Abstract Systems such as social networks, search engines or trading platforms operate geographically distant sites that continu- ously generate streams of events at high-rate. Such events can be access logs to web servers, feeds of messages from participants of a social network, or financial data, among others. The ability to timely detect trends and popularity variations is of paramount importance in such systems. In particular, determining what are the most popular events across all sites allows to capture the most relevant informa- tion in near real-time and quickly adapt the system to the load. This paper presents TOPiCo, a protocol that com- putes the most popular events across geo-distributed sites in a low cost, bandwidth-efficient and timely manner. TOPiCo starts by building the set of most popular events locally at each site. Then, it disseminates only events that have a chance to be among the most popular ones across all sites, significantly reducing the required bandwidth. We give a correctness proof of our algorithm and evaluate TOPiCo using a real-world trace of more than 240 million events spread across 32 sites. Our empirical results shows that

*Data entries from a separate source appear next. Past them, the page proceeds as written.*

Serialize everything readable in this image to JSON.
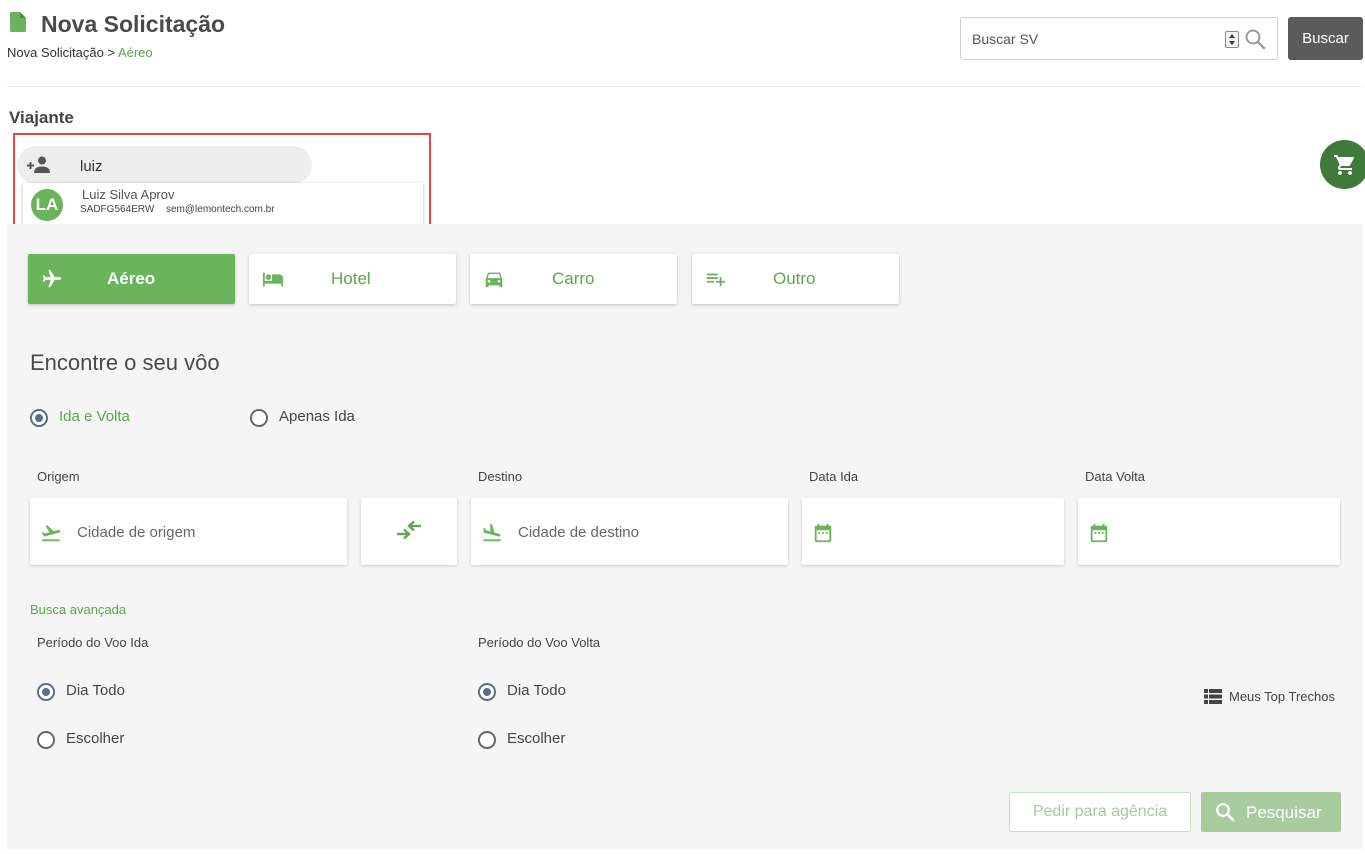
{
  "header": {
    "title": "Nova Solicitação",
    "breadcrumb": {
      "root": "Nova Solicitação",
      "separator": " > ",
      "current": "Aéreo"
    },
    "search": {
      "placeholder": "Buscar SV",
      "button_label": "Buscar"
    }
  },
  "traveler": {
    "section_label": "Viajante",
    "input_value": "luiz",
    "suggestion": {
      "initials": "LA",
      "name": "Luiz Silva Aprov",
      "code": "SADFG564ERW",
      "email": "sem@lemontech.com.br"
    }
  },
  "type_tabs": [
    {
      "label": "Aéreo",
      "icon": "airplane-icon",
      "active": true
    },
    {
      "label": "Hotel",
      "icon": "hotel-bed-icon",
      "active": false
    },
    {
      "label": "Carro",
      "icon": "car-icon",
      "active": false
    },
    {
      "label": "Outro",
      "icon": "playlist-add-icon",
      "active": false
    }
  ],
  "flight": {
    "title": "Encontre o seu vôo",
    "trip_type": {
      "round_trip": "Ida e Volta",
      "one_way": "Apenas Ida",
      "selected": "round_trip"
    },
    "fields": {
      "origin_label": "Origem",
      "origin_placeholder": "Cidade de origem",
      "destination_label": "Destino",
      "destination_placeholder": "Cidade de destino",
      "depart_label": "Data Ida",
      "return_label": "Data Volta"
    },
    "advanced_link": "Busca avançada",
    "period_outbound": {
      "label": "Período do Voo Ida",
      "all_day": "Dia Todo",
      "choose": "Escolher",
      "selected": "all_day"
    },
    "period_return": {
      "label": "Período do Voo Volta",
      "all_day": "Dia Todo",
      "choose": "Escolher",
      "selected": "all_day"
    },
    "top_trechos": "Meus Top Trechos",
    "agency_button": "Pedir para agência",
    "search_button": "Pesquisar"
  },
  "colors": {
    "brand_green": "#6ab45c",
    "text_green": "#5ea64f",
    "cart_green": "#3f7a3a",
    "dark_button": "#5b5b5b",
    "highlight_red": "#e0454a"
  }
}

(i) TOPiCo is timely and cost-efficient for detecting popular events in a large-scale setting, (ii) it adapts dynamically to the distribution of the events, and (iii) our protocol is particularly efficient for skewed distributions.
   
Keywords top-k query, top-k frequency, distributed systems, event processing
   
Citation V. Schiavoni, et al., "TOPiCo: Detecting Most Frequent Items from Multiple High-Rate Event Streams," in DEBS 2015: 9th ACM International Conference on Distributed Event-Based Systems, Oslo, Norway, 2015, .
   
Type Conference paper (English)
Name of conference DEBS 2015: 9th ACM International Conference on Distributed Event-Based Systems (Oslo, Norway)
Date of conference 29-6-2015
Publisher ACM
URL http://www.debs2015.org
Related project LEADS: Large-Scale Elastic Architecture for Data as a Ser...